PROVIDED DATA:
[Start of Attachment]

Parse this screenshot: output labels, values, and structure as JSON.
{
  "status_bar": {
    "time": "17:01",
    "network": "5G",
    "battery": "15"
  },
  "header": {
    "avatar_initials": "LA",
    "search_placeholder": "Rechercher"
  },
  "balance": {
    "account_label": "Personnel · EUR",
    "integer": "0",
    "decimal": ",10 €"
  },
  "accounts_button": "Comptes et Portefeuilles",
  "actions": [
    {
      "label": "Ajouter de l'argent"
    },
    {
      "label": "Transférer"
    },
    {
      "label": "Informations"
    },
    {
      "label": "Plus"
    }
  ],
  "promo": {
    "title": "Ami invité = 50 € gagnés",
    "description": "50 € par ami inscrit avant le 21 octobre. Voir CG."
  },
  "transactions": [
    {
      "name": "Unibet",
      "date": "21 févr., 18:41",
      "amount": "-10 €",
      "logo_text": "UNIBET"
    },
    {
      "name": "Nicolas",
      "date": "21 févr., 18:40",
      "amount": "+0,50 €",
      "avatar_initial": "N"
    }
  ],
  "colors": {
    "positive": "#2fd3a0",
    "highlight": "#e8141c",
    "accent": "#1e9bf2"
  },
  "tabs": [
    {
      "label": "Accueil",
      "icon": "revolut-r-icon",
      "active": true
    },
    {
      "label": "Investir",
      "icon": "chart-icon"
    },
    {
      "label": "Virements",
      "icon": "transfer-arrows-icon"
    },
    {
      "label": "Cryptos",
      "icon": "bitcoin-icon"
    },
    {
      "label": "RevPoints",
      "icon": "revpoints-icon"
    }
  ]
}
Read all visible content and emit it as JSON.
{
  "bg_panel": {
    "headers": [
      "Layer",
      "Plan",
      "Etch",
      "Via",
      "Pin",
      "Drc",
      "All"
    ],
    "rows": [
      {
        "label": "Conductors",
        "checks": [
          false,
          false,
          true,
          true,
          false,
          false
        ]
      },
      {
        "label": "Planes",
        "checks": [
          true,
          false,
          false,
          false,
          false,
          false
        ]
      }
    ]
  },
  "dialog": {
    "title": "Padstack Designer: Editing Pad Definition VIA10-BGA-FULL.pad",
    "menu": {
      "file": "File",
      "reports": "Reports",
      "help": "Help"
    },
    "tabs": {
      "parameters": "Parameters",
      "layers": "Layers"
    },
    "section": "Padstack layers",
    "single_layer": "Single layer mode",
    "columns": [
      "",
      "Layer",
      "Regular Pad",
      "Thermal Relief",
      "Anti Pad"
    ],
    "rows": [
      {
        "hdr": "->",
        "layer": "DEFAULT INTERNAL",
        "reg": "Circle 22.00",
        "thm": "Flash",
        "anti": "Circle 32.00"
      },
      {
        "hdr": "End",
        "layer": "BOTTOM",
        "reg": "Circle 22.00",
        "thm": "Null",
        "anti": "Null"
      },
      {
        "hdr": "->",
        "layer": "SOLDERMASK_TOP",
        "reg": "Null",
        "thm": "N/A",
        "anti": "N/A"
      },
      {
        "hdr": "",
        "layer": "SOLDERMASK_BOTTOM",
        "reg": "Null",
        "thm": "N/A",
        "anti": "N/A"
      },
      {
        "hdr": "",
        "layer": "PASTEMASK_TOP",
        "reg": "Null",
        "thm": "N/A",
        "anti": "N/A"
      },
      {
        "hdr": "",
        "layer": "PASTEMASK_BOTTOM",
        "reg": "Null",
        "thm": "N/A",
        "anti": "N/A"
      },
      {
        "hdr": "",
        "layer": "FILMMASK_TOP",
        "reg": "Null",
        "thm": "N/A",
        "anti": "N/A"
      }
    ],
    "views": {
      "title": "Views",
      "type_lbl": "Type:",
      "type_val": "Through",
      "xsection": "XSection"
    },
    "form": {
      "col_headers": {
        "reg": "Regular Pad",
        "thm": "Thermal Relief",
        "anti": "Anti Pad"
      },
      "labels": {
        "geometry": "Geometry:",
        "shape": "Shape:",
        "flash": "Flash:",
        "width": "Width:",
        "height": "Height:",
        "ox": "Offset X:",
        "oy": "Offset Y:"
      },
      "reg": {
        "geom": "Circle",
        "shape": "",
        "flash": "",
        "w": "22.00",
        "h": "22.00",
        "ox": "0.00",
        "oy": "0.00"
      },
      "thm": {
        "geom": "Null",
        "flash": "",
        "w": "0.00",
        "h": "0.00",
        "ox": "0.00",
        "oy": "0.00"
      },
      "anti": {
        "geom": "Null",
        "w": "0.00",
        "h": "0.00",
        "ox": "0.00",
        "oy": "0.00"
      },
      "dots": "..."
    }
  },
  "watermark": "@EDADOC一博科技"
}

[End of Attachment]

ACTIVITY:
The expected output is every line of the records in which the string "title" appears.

OUTPUT FOR THIS TASK:
    "title": "Ami invité = 50 € gagnés",
    "title": "Padstack Designer: Editing Pad Definition VIA10-BGA-FULL.pad",
      "title": "Views",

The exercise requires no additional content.